§ Problem statement
Find every line with the string "приложении" in the material below and copy it.

Start of Block

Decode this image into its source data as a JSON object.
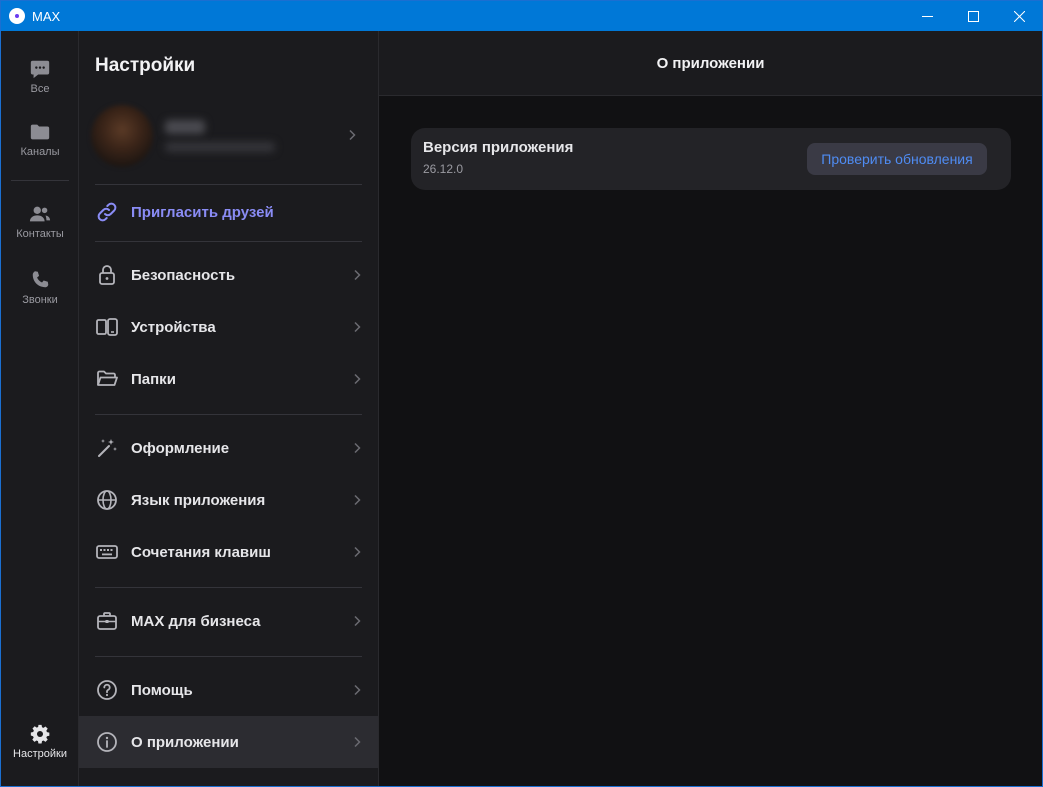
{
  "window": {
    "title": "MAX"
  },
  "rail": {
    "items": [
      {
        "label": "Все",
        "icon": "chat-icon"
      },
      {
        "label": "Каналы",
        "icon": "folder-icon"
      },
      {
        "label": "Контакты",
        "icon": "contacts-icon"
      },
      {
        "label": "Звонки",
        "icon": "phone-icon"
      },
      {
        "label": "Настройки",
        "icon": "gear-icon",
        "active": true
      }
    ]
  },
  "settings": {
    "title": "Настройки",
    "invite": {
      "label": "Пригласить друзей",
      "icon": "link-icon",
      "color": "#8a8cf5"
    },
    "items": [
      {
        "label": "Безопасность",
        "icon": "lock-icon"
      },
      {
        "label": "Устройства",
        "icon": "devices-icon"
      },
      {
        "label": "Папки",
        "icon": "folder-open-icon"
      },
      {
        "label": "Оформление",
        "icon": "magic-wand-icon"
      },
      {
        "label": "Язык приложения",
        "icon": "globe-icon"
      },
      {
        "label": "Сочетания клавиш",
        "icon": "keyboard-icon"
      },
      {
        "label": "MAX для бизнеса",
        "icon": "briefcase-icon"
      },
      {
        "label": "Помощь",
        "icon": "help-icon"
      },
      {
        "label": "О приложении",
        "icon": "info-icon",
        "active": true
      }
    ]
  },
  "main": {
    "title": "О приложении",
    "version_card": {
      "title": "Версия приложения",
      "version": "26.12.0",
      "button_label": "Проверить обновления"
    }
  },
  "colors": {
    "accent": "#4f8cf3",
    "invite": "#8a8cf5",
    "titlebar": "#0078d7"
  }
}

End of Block

§ Response area
        "label": "О приложении",
    "title": "О приложении",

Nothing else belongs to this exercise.